Jaron Lanier is an insightful weirdo, and he shares his ideas about what went wrong with the internet.
I think the fundamental mistake we made is that we set up the wrong financial incentives, and that’s caused us to turn into jerks and screw around with people too much. Way back in the ’80s, we wanted everything to be free because we were hippie socialists. But we also loved entrepreneurs because we loved Steve Jobs. So you wanna be both a socialist and a libertarian at the same time, and it’s absurd. But that’s the kind of absurdity that Silicon Valley culture has to grapple with.
And there’s only one way to merge the two things, which is what we call the advertising model, where everything’s free but you pay for it by selling ads. But then because the technology gets better and better, the computers get bigger and cheaper, there’s more and more data — what started out as advertising morphed into continuous behavior modification on a mass basis, with everyone under surveillance by their devices and receiving calculated stimulus to modify them. So you end up with this mass behavior-modification empire, which is straight out of Philip K. Dick, or from earlier generations, from 1984.
I do mostly agree, I say as I look at the godawful smear of obnoxious ads that are currently fueling this site, many of which are totally inappropriate to our mission. But I didn’t see much of that hippie socialism in action. People wanted things for free…for me. Outsmart the Man and get free phone service, or free cable TV, or a pile of documents that they don’t want us to have. It was more of a Repo Man sensibility.
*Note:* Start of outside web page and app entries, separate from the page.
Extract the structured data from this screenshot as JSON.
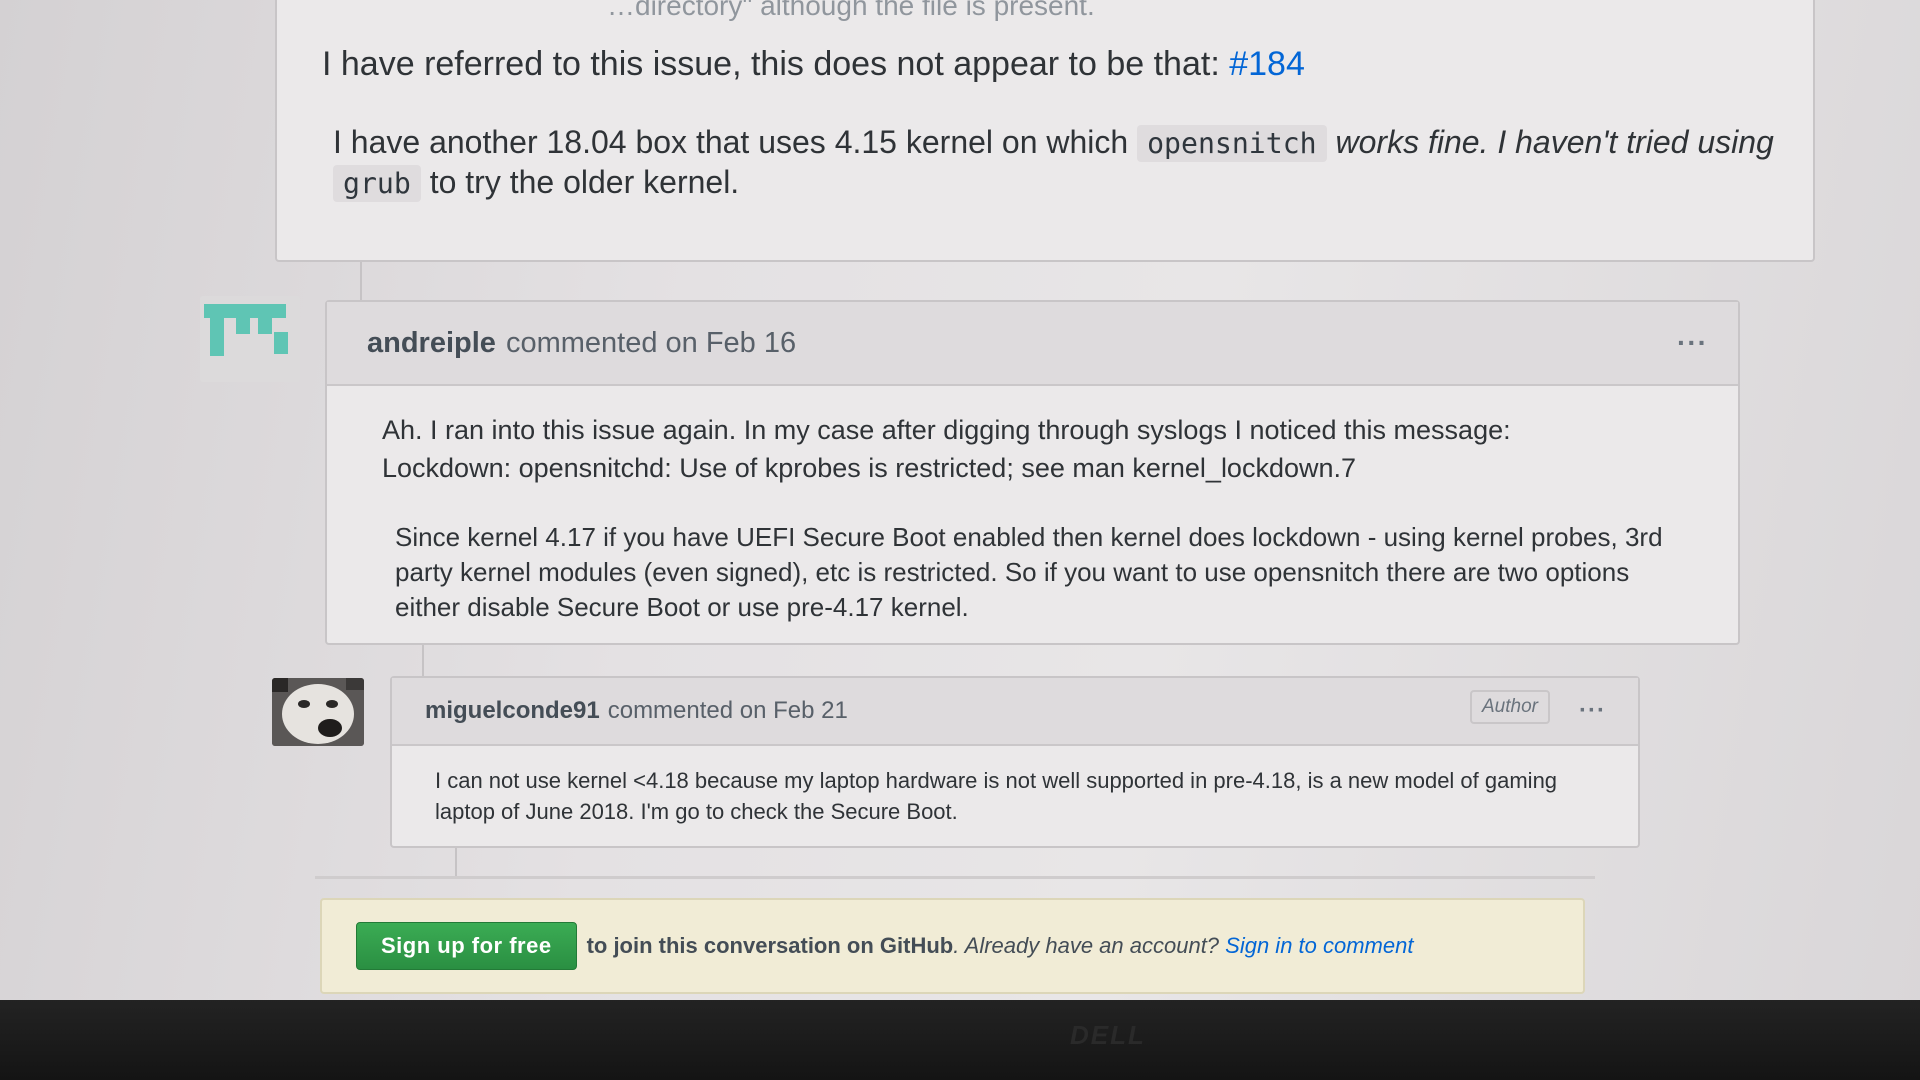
{
  "partial_top": {
    "text": "…directory\" although the file is present."
  },
  "comment1": {
    "p1_text": "I have referred to this issue, this does not appear to be that: ",
    "p1_link": "#184",
    "p2_pre": "I have another 18.04 box that uses 4.15 kernel on which ",
    "p2_code1": "opensnitch",
    "p2_mid": " works fine. I haven't tried using ",
    "p2_code2": "grub",
    "p2_post": " to try the older kernel."
  },
  "comment2": {
    "author": "andreiple",
    "meta": "commented on Feb 16",
    "more_label": "···",
    "p1_line1": "Ah. I ran into this issue again. In my case after digging through syslogs I noticed this message:",
    "p1_line2": "Lockdown: opensnitchd: Use of kprobes is restricted; see man kernel_lockdown.7",
    "p2": "Since kernel 4.17 if you have UEFI Secure Boot enabled then kernel does lockdown - using kernel probes, 3rd party kernel modules (even signed), etc is restricted. So if you want to use opensnitch there are two options either disable Secure Boot or use pre-4.17 kernel."
  },
  "comment3": {
    "author": "miguelconde91",
    "meta": "commented on Feb 21",
    "badge": "Author",
    "more_label": "···",
    "p1": "I can not use kernel <4.18 because my laptop hardware is not well supported in pre-4.18, is a new model of gaming laptop of June 2018. I'm go to check the Secure Boot."
  },
  "signup": {
    "button_label": "Sign up for free",
    "text_bold": "to join this conversation on GitHub",
    "text_rest": ". Already have an account? ",
    "signin_link": "Sign in to comment"
  },
  "monitor": {
    "brand": "DELL"
  },
  "colors": {
    "link": "#0366d6",
    "signup_green": "#2ea44f",
    "identicon": "#5fc5b4"
  }
}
Few of the early hackers had any kind of social consciousness. Steve Wozniak was as pure as they come — he just wanted to make elegant gadgets, and once he got rich, he gave free concerts and tried to inspire better education, but his faith was in technology for technology’s sake, and he got left behind in the mad scramble for money. Bill Gates was in it for the cash: has everyone forgotten his petulant temper tantrums when people gave away copies of Microsoft BASIC for free? Steve Jobs wasn’t shy about trampling over anyone who got in the way of his ambitions. These kinds of people were the foundations of modern Silicon Valley, the Silicon Valley that is now a haven for conservative vampires like Peter Thiel. And seriously, Zuckerberg? You think there was ever a speck of human feeling in that android? It was never built on altruism. It was never about sharing the benefits and power of technology with the world.
Everyone tends to romanticize the early days and wonder how we got into this miserable situation now. I agree with Lanier that it certainly is a miserable situation…but think we also tend to see the 1970s and 1980s in a false light. Those dang mirrorshades put a rosy pink glow on the world.
As Lanier points out, it’s all about the concentration of power, and power corrupts.
But then there’s this other thing about the centralization of economic power. What happened with Maoists and with communists in general, and neo-Marxists and all kinds of similar movements, is that on the surface, you say everybody shares, everybody’s equal, we’re not gonna have this capitalist concentration. But then there’s some other entity that might not look like traditional capitalism, but is effectively some kind of robber baron that actually owns everything, some kind of Communist Party actually controls everything, and you have just a very small number of individuals who become hyperempowered and everybody else loses power.
And exactly the same thing has happened with the supposed openness of the internet, where you say, “Isn’t it wonderful, with Facebook and Twitter anybody can express themselves. Everybody’s an equal, everybody’s empowered.” But in fact, we’re in a period of time of extreme concentration of wealth and power, and it’s precisely around those who run the biggest computers. So the truth and the effect is just the opposite of what the rhetoric is and the immediate experience.